● **Task item**
Give the count of lines in the data that include the string "icon", with no added remarks.

● **Records shown**
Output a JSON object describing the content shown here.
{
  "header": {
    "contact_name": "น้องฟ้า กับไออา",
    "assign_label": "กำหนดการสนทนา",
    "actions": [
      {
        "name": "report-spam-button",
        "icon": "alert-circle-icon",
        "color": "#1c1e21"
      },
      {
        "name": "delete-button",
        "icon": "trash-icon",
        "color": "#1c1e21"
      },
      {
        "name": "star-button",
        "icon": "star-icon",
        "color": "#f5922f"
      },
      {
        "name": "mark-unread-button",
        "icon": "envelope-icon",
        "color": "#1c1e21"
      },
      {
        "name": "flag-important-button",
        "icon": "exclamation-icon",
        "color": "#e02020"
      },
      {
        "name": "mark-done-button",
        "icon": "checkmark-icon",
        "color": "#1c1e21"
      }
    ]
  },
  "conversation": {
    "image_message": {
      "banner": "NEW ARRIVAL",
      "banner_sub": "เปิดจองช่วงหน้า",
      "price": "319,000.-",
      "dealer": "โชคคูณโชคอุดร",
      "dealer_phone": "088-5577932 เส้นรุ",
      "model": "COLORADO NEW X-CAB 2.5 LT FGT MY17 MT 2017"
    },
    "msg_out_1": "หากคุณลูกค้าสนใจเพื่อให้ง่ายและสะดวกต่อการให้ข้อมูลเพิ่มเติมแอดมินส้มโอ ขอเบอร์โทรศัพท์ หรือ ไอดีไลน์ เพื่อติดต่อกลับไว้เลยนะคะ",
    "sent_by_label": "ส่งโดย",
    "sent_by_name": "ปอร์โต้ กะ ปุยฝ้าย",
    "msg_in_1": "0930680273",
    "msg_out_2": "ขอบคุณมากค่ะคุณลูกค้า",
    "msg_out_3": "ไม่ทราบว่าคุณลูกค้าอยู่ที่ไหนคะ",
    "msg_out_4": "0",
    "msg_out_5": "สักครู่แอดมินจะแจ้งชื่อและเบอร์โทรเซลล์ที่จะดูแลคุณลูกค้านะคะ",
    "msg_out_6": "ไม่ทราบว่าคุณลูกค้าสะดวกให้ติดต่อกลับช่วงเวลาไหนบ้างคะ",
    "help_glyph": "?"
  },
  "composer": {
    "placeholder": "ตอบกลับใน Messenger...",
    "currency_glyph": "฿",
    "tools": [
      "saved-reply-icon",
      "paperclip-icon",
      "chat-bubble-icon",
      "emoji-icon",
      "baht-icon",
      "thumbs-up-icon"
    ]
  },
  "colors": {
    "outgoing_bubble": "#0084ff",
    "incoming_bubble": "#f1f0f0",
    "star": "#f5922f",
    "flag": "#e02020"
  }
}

● **Written response**
12